### To do
Return the lines of the data below in which the string "name" occurs.

### Working data
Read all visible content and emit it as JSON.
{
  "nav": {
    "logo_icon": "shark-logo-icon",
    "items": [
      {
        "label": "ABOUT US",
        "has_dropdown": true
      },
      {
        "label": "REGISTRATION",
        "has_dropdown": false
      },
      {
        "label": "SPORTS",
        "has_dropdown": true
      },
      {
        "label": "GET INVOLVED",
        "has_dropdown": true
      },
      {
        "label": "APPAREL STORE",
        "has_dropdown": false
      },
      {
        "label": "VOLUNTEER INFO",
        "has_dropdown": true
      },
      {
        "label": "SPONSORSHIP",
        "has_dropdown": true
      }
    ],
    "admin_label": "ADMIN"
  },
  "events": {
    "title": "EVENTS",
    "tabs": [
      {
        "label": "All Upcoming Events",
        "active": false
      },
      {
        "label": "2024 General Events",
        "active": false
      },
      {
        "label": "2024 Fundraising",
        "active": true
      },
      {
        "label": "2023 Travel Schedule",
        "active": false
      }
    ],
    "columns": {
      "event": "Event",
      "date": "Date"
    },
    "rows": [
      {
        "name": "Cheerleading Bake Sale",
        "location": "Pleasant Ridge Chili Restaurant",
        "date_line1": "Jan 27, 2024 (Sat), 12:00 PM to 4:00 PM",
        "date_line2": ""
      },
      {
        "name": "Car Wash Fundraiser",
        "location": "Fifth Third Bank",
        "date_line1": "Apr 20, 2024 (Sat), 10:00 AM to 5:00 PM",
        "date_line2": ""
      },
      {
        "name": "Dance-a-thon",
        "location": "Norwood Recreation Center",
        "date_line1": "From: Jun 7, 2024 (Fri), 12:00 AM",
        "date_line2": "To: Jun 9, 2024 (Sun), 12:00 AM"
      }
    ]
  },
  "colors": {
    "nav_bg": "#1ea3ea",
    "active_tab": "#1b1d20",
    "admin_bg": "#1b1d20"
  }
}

### Exercise response
        "name": "Cheerleading Bake Sale",
        "name": "Car Wash Fundraiser",
        "name": "Dance-a-thon",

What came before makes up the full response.